Riverworld is a game adaption of a series of novels by Philip Jose Farmer, one of my favorite authors.  The premise is very high concept.  One morning, every person who ever lived is reborn at the same time on a seemingly endless river valley.  In the books, the principle characters set out to explore the river, some with the intent of finding the source and discovering who created the Riverworld and why.  Farmer mixes an eclectic group of historical and fictional characters into one of the most satisfying sci-fi series I have ever read.

The implications for a role-playing game are pretty impressive as well. Characters can come from any time and place and mix with other players of equally unique background.  Ever wanted to see Napoleon and Salvador Dali have a conversation (and who hasn't?)?  On the great river, there is nothing preventing such a thing.
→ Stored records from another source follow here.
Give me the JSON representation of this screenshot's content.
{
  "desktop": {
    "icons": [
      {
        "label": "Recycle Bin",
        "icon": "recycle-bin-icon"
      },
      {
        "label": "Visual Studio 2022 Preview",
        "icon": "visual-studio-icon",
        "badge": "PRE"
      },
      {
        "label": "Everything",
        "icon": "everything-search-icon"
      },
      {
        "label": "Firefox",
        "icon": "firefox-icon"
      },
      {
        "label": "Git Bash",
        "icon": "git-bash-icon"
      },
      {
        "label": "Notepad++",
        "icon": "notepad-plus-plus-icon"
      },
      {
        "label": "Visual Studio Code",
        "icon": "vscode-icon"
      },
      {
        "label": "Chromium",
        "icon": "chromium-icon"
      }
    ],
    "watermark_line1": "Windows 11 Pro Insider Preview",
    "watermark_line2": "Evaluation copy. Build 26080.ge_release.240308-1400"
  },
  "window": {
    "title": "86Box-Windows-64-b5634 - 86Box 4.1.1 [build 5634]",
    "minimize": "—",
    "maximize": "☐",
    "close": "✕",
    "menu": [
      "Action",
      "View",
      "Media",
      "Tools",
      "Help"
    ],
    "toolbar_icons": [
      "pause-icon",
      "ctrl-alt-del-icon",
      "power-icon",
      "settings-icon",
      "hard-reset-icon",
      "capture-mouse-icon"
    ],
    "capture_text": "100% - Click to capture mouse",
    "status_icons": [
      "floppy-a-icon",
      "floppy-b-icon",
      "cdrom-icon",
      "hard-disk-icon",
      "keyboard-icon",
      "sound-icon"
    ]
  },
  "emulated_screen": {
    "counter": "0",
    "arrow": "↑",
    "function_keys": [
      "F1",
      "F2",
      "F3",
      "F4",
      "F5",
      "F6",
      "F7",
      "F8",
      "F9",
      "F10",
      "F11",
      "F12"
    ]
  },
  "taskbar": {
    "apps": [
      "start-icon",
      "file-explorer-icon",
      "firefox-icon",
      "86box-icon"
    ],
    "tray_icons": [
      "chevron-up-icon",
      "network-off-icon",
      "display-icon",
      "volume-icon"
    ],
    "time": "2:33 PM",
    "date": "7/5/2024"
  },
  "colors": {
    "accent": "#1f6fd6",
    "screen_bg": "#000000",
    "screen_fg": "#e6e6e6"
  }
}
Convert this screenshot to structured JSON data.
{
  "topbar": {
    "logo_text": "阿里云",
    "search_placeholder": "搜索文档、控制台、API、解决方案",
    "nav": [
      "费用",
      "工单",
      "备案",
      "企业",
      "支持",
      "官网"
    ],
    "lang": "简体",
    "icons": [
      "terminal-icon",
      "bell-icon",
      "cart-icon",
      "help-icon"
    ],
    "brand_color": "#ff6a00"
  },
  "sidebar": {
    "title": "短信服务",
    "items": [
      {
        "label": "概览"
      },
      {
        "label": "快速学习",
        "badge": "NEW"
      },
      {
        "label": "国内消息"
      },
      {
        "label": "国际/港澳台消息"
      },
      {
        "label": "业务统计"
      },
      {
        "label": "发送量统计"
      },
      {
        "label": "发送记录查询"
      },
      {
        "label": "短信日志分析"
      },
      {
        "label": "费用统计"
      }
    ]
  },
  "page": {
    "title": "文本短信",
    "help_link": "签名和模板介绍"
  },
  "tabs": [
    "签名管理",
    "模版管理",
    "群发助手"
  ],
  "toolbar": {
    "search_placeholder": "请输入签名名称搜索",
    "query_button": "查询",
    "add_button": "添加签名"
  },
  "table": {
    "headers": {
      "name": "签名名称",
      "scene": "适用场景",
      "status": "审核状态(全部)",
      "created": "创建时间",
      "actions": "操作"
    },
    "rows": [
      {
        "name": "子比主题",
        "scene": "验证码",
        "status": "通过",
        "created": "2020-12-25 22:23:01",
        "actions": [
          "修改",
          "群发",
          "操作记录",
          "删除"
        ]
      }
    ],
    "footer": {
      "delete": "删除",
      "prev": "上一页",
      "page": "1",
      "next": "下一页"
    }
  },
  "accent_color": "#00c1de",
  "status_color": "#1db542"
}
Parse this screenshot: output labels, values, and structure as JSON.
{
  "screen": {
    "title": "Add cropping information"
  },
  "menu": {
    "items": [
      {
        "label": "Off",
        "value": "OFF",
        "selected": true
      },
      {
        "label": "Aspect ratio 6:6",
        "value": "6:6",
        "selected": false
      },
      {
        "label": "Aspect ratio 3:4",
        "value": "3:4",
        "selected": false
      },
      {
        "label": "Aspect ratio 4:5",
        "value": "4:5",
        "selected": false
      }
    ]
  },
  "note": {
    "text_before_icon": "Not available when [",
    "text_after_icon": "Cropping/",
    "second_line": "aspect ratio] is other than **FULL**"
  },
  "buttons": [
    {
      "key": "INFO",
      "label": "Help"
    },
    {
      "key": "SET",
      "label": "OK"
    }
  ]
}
In fact, the central thesis of both the book and the game encourage just these sorts of encounters.

In such a game world, almost anything is possible.  And that, my friends is where I went wrong.  I let the players create characters from any place and time.  Most of them were forgettable although I do remember Eric Lindgren playing a neanderthal man pretty convincingly.  But once the characters were created and I set up the initial scene including who and what were around them, I let the players loose to do whatever they wanted.  My theory at the time was that I would just react to whatever they did.  What they did, however, was virtually nothing.

For many years I have been of the belief that having too much choice is as bad (and sometimes worse) than having no choice at all.  Watching my players in this game made this readily apparent to me. When the players were confronted with being able to take virtually any action they so chose, it completely paralyzed them into inaction.  There were certainly things to interact with, but they couldn't decide which ones to interact with and in what order.  A decisive player might have chosen a direction and struck out to see what happened.  This group, in this situation, however, was uncertain how to proceed and thus did not.

The inaction, however, was my fault.  I presumed a greater knowledge of history on the player's part than they possessed. I have since learned to presume (at least until I learn otherwise) that no one knows a damn thing about history.  This serves me well, more often than not.  Since they didn't know much about the various groups around them, they had an insufficient frame of reference.  Also, when the players did not have an action in mind, I COULD have forced the pace by having one of the various plot threads act against them.  My original thought was to present the playground and let them choose which toy to play with. The biggest mistake was not making one of the toys go and play with them until they decided what to do.

Fortunately, I have learned from this failure, both for this specific game and as a game master in general.  I have never had a repeat of this particular problem.  Fifteen years or so later, I think things have changed enough to give this world another try.  Riverworld has a ton of potential and I think my current pool of players would likely thrive in a campaign that allows for such depth of character creation. The river is there to explore, there are empires to build or topple, and mysteries to solve.  And this time, I will make sure that the environment is far too active for the players to do nothing. 



  1. David Simmons took us to Riverworld once......Perhaps the trouble is Riverworld..

  2. I considered that. But I actually ran a fun couple of sessions of Riverworld when I lived in Louisiana. Nothing approaching a full fledged campaign, mind you, but enough to see that it can be done. That is why I think it was my approach that was flawed, and not the setting. The idea that you can play a character from virtually any era seems like it would be a no brainer for the role playing groups I run with.